EXERCISE INSTRUCTIONS: The full listing, start to finish: write it out again exactly.

-=-=-=-=-

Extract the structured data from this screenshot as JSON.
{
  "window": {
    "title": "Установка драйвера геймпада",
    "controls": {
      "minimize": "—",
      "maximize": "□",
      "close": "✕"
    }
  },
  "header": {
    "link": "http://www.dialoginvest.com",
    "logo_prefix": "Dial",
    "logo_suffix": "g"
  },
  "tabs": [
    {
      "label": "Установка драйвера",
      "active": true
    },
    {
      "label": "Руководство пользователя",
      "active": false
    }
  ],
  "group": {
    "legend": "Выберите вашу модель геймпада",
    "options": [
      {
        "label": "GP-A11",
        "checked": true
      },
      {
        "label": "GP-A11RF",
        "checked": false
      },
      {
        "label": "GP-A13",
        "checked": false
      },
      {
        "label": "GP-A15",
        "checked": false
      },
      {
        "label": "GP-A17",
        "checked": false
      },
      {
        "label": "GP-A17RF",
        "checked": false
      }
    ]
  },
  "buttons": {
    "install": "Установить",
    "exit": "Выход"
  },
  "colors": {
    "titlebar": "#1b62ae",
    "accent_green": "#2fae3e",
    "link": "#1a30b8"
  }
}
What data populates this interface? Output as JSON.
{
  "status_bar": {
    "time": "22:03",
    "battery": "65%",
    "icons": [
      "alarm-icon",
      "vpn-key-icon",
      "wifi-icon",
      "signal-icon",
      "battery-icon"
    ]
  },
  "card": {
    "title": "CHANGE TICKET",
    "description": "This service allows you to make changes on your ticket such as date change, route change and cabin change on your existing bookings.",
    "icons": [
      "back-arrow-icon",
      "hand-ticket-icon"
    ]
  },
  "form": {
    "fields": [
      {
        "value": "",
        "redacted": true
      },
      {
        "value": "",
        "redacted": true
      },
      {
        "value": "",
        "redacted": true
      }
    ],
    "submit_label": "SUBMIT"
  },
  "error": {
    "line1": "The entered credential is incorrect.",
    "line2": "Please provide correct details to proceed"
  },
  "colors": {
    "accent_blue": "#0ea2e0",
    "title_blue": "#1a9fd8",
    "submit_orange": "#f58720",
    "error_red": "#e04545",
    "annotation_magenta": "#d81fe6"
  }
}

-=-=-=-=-

TASK RESPONSE:
Extract the structured data from this screenshot as JSON.
{
  "window": {
    "title": "Установка драйвера геймпада",
    "controls": {
      "minimize": "—",
      "maximize": "□",
      "close": "✕"
    }
  },
  "header": {
    "link": "http://www.dialoginvest.com",
    "logo_prefix": "Dial",
    "logo_suffix": "g"
  },
  "tabs": [
    {
      "label": "Установка драйвера",
      "active": true
    },
    {
      "label": "Руководство пользователя",
      "active": false
    }
  ],
  "group": {
    "legend": "Выберите вашу модель геймпада",
    "options": [
      {
        "label": "GP-A11",
        "checked": true
      },
      {
        "label": "GP-A11RF",
        "checked": false
      },
      {
        "label": "GP-A13",
        "checked": false
      },
      {
        "label": "GP-A15",
        "checked": false
      },
      {
        "label": "GP-A17",
        "checked": false
      },
      {
        "label": "GP-A17RF",
        "checked": false
      }
    ]
  },
  "buttons": {
    "install": "Установить",
    "exit": "Выход"
  },
  "colors": {
    "titlebar": "#1b62ae",
    "accent_green": "#2fae3e",
    "link": "#1a30b8"
  }
}
What data populates this interface? Output as JSON.
{
  "status_bar": {
    "time": "22:03",
    "battery": "65%",
    "icons": [
      "alarm-icon",
      "vpn-key-icon",
      "wifi-icon",
      "signal-icon",
      "battery-icon"
    ]
  },
  "card": {
    "title": "CHANGE TICKET",
    "description": "This service allows you to make changes on your ticket such as date change, route change and cabin change on your existing bookings.",
    "icons": [
      "back-arrow-icon",
      "hand-ticket-icon"
    ]
  },
  "form": {
    "fields": [
      {
        "value": "",
        "redacted": true
      },
      {
        "value": "",
        "redacted": true
      },
      {
        "value": "",
        "redacted": true
      }
    ],
    "submit_label": "SUBMIT"
  },
  "error": {
    "line1": "The entered credential is incorrect.",
    "line2": "Please provide correct details to proceed"
  },
  "colors": {
    "accent_blue": "#0ea2e0",
    "title_blue": "#1a9fd8",
    "submit_orange": "#f58720",
    "error_red": "#e04545",
    "annotation_magenta": "#d81fe6"
  }
}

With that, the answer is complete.